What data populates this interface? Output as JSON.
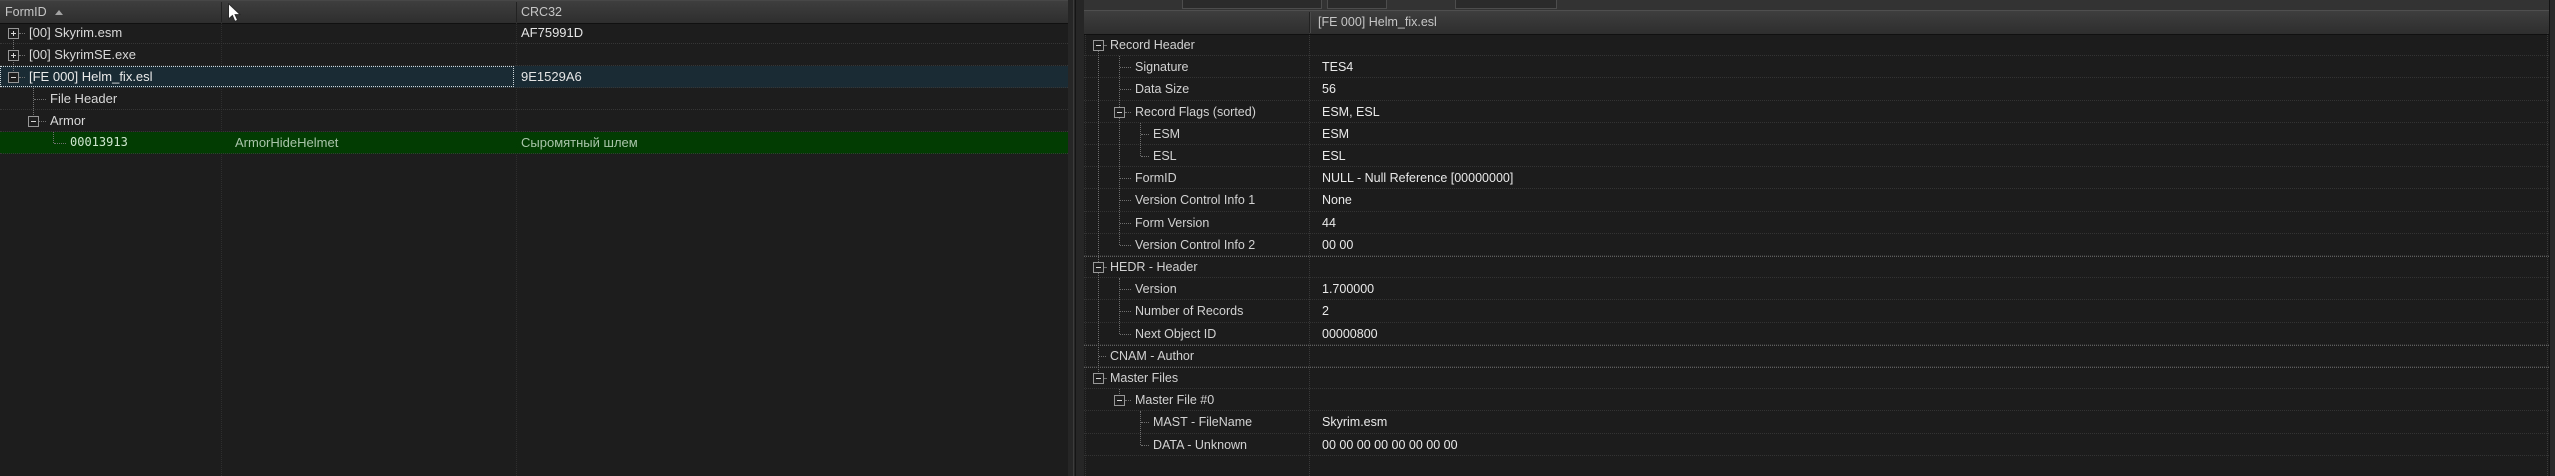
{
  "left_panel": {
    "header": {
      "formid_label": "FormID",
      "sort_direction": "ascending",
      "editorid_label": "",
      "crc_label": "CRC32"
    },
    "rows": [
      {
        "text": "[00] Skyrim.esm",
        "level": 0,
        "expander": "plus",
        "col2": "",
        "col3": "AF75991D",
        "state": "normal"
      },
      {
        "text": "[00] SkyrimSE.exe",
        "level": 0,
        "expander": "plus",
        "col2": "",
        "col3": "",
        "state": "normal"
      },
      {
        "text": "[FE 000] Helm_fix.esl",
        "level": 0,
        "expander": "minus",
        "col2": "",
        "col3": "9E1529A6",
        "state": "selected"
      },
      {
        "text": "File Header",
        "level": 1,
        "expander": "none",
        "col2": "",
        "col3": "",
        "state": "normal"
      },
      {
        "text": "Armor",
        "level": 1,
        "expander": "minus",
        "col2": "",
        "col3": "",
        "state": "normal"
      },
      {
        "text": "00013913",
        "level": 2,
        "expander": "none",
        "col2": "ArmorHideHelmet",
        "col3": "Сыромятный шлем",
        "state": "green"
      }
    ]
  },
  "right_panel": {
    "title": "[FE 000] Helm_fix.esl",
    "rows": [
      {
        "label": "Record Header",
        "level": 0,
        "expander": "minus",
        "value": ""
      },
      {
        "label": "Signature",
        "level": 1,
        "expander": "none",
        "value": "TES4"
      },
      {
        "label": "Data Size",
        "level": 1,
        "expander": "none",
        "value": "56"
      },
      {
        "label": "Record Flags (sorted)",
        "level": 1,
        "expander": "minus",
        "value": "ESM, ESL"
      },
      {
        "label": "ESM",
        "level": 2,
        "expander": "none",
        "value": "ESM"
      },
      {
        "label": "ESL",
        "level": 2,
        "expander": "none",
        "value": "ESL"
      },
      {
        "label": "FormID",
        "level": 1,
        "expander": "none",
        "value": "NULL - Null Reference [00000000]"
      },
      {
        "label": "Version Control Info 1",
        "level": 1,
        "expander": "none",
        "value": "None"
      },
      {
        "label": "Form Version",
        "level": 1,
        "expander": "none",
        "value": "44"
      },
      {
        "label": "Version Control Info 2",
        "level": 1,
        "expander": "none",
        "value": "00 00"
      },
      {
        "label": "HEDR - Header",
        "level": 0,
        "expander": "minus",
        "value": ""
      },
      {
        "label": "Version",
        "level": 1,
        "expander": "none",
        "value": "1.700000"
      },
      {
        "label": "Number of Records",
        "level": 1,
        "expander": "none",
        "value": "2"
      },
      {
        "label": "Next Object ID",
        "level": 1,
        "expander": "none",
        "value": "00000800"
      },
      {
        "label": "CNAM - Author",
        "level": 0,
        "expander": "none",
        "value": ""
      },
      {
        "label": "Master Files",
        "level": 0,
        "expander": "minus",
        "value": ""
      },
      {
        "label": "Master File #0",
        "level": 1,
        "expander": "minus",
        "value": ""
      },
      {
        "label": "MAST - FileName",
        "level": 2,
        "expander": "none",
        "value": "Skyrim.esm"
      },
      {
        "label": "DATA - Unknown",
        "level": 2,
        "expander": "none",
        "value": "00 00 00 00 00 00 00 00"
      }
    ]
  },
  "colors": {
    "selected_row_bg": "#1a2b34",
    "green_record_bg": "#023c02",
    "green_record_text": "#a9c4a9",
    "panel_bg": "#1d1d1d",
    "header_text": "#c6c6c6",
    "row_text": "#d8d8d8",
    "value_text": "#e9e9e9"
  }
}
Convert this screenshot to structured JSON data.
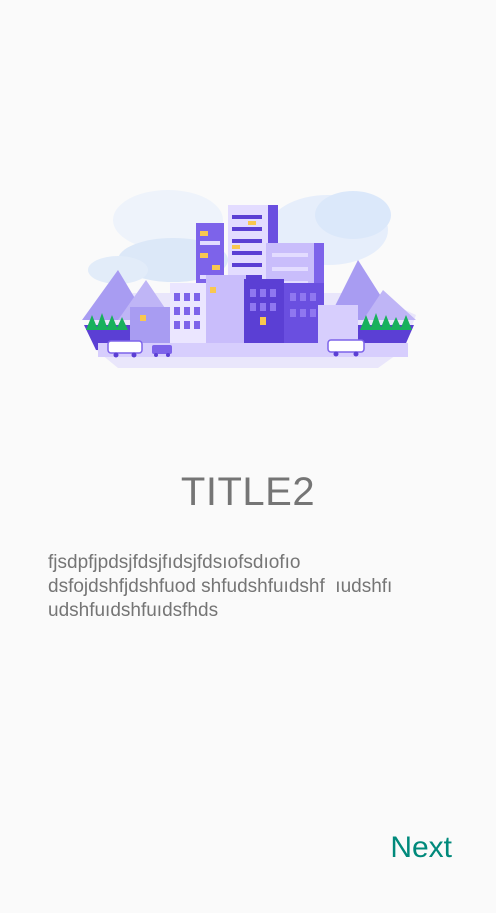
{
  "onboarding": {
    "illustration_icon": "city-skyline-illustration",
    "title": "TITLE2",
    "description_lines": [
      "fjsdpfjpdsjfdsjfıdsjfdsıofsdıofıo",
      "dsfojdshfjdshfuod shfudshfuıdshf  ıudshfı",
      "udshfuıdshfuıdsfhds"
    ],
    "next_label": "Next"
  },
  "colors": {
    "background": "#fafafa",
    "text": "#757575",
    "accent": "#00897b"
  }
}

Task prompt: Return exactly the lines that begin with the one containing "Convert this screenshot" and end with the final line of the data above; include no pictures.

Result of this exercise:
Convert this screenshot to structured JSON data.
{
  "onboarding": {
    "illustration_icon": "city-skyline-illustration",
    "title": "TITLE2",
    "description_lines": [
      "fjsdpfjpdsjfdsjfıdsjfdsıofsdıofıo",
      "dsfojdshfjdshfuod shfudshfuıdshf  ıudshfı",
      "udshfuıdshfuıdsfhds"
    ],
    "next_label": "Next"
  },
  "colors": {
    "background": "#fafafa",
    "text": "#757575",
    "accent": "#00897b"
  }
}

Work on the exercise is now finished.